Slumps seem to be a common occurrence amongst bloggers at the moment. Charlie made a very interesting observation, that slumps can become circular. A continual move back and forth between barely reading and reading everything under the sun. I definitely find myself experiencing this monsoon-drought reading cycle.

I’ve also found that blogging can often bring on a slump. The need to write a review weekly – especially when books are okay but don’t scream ‘write about me’ – can be a hindrance as well as an enjoyable experience.

Neither of these thoughts has brought me to any sort of conclusion, so the slump continues.

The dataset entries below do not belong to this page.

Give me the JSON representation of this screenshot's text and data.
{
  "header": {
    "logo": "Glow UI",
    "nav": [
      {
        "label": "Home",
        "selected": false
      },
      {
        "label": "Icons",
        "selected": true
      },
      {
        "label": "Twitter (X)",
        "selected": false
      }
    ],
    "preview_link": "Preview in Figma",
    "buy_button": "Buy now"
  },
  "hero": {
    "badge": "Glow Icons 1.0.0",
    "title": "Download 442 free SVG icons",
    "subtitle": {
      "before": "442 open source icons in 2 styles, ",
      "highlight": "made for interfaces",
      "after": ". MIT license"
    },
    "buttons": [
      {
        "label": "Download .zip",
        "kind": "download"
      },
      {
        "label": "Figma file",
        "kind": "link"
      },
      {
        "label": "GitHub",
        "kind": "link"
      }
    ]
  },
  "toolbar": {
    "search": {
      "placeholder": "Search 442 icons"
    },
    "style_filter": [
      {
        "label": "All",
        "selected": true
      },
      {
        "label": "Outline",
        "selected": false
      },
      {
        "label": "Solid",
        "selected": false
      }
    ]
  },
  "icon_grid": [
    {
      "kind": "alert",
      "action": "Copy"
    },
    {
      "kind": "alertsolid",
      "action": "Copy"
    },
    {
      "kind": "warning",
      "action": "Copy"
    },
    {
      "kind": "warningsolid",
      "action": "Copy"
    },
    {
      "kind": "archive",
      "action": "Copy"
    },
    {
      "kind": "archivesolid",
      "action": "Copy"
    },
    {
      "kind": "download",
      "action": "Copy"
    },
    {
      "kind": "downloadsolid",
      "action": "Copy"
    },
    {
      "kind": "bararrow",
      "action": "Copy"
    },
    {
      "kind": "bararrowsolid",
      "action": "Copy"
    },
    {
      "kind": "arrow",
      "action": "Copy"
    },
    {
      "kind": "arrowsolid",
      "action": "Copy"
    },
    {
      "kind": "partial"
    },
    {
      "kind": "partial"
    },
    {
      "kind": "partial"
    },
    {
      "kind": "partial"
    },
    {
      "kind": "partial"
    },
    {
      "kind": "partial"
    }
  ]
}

Perhaps all I need is another good book to rejuvenate my mind. Any suggestions? By good, I mean The Secret History or Parade’s End good.*

* I probably mean epic.

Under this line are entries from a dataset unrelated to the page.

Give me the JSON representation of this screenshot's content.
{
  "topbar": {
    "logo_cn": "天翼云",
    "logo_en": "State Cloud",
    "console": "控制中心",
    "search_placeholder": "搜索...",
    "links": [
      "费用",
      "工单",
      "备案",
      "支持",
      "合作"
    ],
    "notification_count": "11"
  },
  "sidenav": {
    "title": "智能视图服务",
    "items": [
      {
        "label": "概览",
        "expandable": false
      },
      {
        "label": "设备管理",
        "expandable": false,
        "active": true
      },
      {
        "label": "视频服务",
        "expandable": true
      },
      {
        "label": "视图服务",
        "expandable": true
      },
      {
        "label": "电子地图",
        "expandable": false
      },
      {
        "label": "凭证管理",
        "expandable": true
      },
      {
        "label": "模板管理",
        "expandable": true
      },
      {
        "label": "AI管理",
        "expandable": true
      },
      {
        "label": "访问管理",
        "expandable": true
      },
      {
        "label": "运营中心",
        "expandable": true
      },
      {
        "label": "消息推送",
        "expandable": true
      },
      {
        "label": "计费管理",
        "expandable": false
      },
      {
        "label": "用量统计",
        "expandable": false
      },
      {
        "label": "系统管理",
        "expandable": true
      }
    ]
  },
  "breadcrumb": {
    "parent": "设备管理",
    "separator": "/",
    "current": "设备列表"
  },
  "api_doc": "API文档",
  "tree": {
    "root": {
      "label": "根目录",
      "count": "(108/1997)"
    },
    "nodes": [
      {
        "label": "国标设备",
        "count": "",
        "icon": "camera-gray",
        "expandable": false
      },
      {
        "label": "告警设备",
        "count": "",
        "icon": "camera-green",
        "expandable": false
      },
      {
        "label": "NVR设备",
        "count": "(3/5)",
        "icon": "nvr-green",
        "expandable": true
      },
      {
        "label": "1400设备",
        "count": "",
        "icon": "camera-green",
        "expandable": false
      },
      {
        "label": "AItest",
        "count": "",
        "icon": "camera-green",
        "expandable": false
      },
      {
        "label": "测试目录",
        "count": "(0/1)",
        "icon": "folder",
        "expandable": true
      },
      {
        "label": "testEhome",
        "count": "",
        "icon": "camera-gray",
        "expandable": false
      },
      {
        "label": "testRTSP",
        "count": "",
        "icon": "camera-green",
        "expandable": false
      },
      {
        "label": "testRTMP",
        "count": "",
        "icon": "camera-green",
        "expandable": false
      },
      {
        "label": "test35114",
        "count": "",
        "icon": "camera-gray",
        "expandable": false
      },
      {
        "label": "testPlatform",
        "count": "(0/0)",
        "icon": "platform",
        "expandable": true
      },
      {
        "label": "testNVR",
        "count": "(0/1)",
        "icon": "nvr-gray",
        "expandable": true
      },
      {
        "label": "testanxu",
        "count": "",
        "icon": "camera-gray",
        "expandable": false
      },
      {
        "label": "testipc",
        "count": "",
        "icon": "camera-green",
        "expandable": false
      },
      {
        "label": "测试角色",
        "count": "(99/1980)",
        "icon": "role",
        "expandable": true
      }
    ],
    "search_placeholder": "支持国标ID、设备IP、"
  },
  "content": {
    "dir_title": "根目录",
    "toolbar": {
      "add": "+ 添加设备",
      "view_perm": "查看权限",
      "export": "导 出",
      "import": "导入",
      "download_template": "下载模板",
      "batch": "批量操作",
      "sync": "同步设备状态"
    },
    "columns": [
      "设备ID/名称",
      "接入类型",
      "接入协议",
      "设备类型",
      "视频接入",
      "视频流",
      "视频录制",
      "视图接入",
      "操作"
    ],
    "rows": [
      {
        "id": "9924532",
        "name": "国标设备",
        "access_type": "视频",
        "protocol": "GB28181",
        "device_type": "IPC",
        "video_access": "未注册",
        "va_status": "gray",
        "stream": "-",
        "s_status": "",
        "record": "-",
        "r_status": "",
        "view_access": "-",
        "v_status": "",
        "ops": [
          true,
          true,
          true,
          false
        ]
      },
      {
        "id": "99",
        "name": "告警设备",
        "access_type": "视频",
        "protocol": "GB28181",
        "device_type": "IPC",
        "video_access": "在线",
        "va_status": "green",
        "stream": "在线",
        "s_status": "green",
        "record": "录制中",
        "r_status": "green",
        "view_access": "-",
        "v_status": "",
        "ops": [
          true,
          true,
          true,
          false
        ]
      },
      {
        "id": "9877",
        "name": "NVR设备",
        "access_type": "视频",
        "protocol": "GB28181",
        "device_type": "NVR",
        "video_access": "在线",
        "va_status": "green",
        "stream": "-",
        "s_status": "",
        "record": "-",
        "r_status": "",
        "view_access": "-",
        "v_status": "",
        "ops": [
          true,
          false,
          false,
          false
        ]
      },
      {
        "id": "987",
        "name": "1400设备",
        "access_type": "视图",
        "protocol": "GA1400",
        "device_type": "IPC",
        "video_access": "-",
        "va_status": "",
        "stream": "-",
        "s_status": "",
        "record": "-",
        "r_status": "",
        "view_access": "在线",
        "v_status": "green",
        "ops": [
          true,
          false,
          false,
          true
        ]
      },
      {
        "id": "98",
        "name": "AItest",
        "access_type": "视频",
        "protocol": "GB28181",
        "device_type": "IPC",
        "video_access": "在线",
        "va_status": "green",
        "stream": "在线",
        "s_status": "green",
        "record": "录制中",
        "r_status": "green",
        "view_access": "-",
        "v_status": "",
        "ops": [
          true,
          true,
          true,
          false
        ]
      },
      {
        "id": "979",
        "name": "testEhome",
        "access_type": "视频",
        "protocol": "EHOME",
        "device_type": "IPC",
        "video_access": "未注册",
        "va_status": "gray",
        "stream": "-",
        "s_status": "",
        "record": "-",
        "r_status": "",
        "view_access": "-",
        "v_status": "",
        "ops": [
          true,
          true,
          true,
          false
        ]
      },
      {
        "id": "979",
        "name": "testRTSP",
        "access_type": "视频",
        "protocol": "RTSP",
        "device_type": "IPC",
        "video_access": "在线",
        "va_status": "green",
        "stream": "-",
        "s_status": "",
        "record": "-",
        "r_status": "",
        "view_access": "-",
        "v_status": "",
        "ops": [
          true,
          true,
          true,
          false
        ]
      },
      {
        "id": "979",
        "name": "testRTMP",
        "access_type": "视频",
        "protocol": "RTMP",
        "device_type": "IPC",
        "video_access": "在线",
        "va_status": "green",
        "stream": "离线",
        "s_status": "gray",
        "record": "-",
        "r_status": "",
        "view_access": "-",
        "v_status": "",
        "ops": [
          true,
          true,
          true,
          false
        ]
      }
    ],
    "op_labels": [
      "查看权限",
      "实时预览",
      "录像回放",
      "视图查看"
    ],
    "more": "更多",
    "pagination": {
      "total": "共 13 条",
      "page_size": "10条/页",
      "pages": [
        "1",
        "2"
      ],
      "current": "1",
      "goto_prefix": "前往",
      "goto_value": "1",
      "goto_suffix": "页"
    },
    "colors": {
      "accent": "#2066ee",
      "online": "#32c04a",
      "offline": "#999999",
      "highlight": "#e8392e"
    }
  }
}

Poetry: I Live I Die I Burn I Drown by Louise Labe

I live, I die, I burn, I drown
I endure at once chill and cold
Life is at once too soft and too hard
I have sore troubles mingled with joys

Suddenly I laugh and at the same time cry
And in pleasure many a grief endure
My happiness wanes and yet it lasts unchanged
All at once I dry up and grow green

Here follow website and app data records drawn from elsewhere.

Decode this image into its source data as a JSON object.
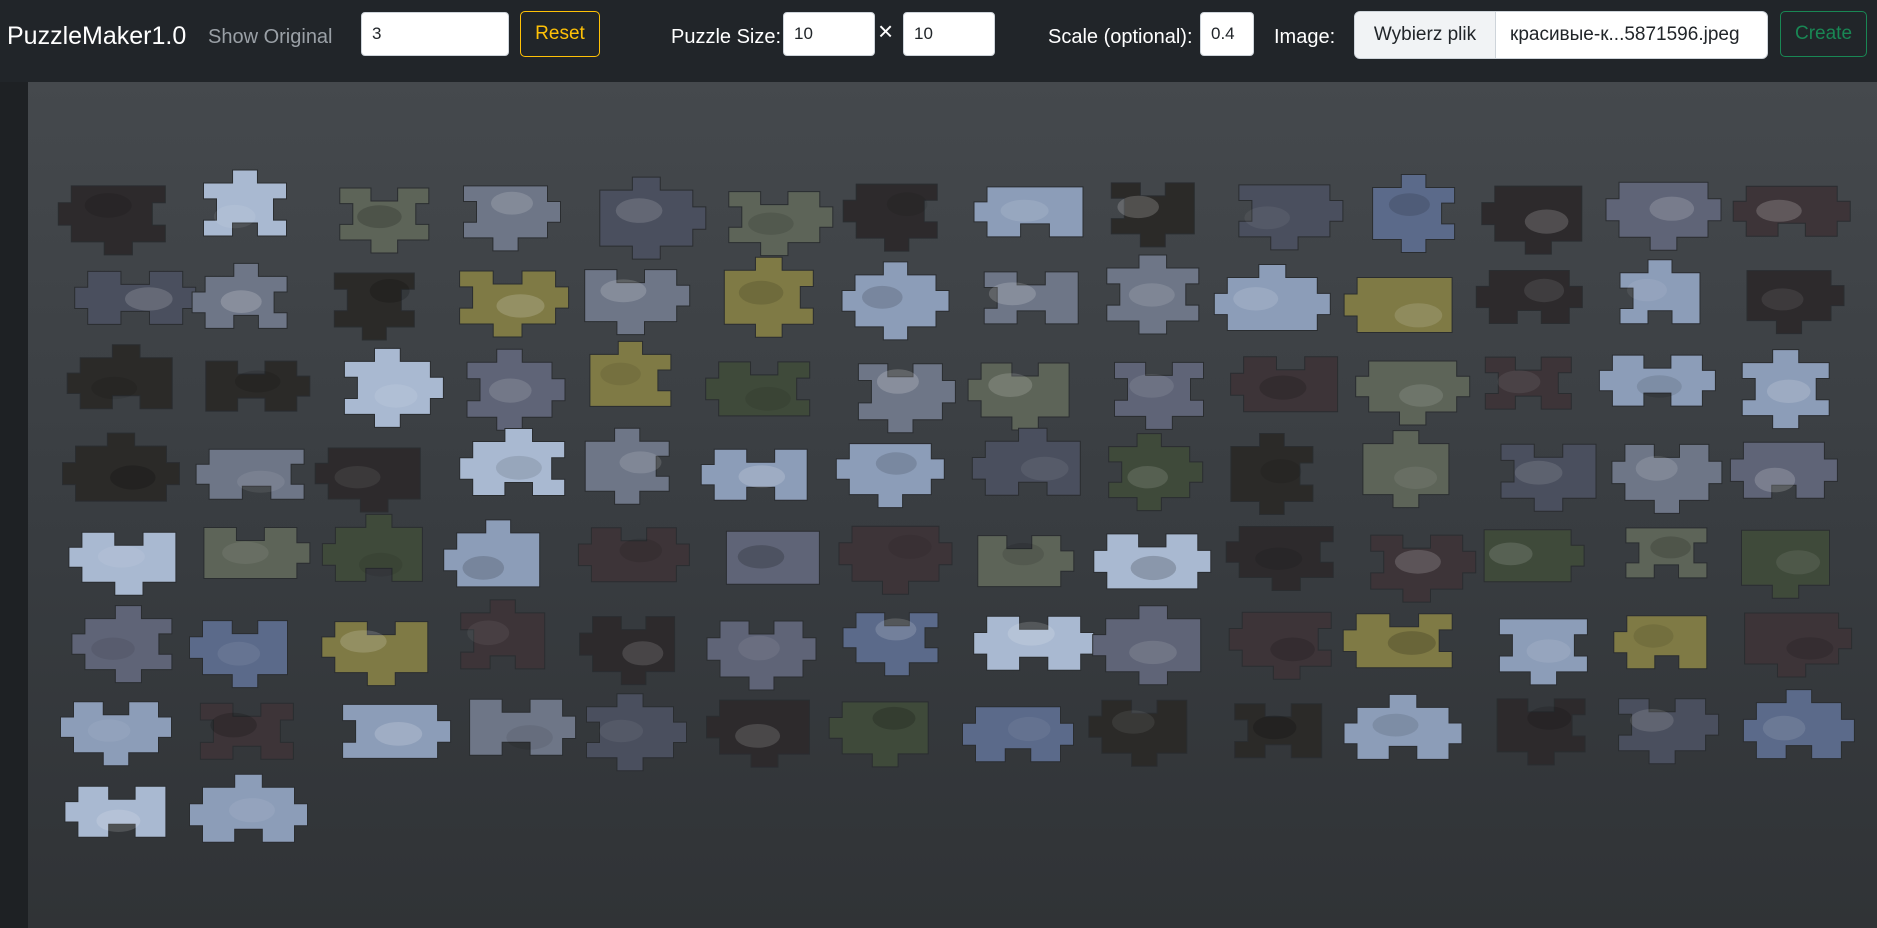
{
  "app": {
    "brand": "PuzzleMaker1.0",
    "show_original_label": "Show Original"
  },
  "toolbar": {
    "seed_value": "3",
    "reset_label": "Reset",
    "puzzle_size_label": "Puzzle Size:",
    "size_rows": "10",
    "size_separator": "×",
    "size_cols": "10",
    "scale_label": "Scale (optional):",
    "scale_value": "0.4",
    "image_label": "Image:",
    "file_button_label": "Wybierz plik",
    "file_name": "красивые-к...5871596.jpeg",
    "create_label": "Create"
  },
  "colors": {
    "navbar_bg": "#212529",
    "reset_accent": "#ffc107",
    "create_accent": "#198754",
    "board_bg": "#3d4144"
  },
  "puzzle": {
    "pieces_total": 100,
    "piece_tones": [
      "#8c9db8",
      "#3d3438",
      "#6e7687",
      "#4a4f5e",
      "#2b2a28",
      "#5b6a8a",
      "#7f7a45",
      "#2d2a2c",
      "#5f6477",
      "#3f4a3a",
      "#a9b9d1",
      "#5d6458"
    ]
  }
}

Thus I suffer love’s inconstancies
And when I think the pain is most intense
Without thinking, it is gone again.

Then when I feel my joys certain
And my hour of greatest delight arrived
I find my pain beginning all over once again.

tbc

Quick Review: The Bone Clocks, Mãn & The Marriage Plot

I’ve not the energy or enthusiasm for a long review, so here are some thoughts on some books I’ve read recently.

The Bone Clocks by David Mitchell

Well constructed, vivid imagery and fairly gripping. The Bone Clocks didn’t cling to me as Cloud Atlas did, but Mitchell has knitted a very interesting history here. The fantasy element was not my cup of tea, I prefer my fantastical elements to be more subtle, but this is not a criticism of the novel. Only negative I had was that it read more as a children’s novel than the adult novel I expected, I’m not entirely sure why.

Mãn by Kim Thúy

Mãn is literature in translation. It will sneak up on you, it seems as though it is a small and simple piece of literature, but it’s feeling reverberates for days after. It packs a powerful punch for such a tiny piece. From birth to adulthood, we travel with Mãn as she is pulled from fields as a baby, marries, moves to Canada, becomes a famous chef and learns the emotional depths she can reach.

The Marriage Plot by Jeffrey Eugenides

Eugenides has wowed me with The Virgin Suicides and Middlesex, books that make you think. The Marriage Plot isn’t a bad book, it is especially good if you are a bit of a book snob. However, the pretentious element of the novel is difficult to escape. While Eugenides again attempts to tackle the impact of depression on the young I found the characters too self-aware – or perhaps to arrogant – to be of sympathy. Not liking characters is a sign of a good book and although I enjoyed it I don’t think it is as good as his previous novels. Beautiful writing, less than perfect story.

What have you read recently?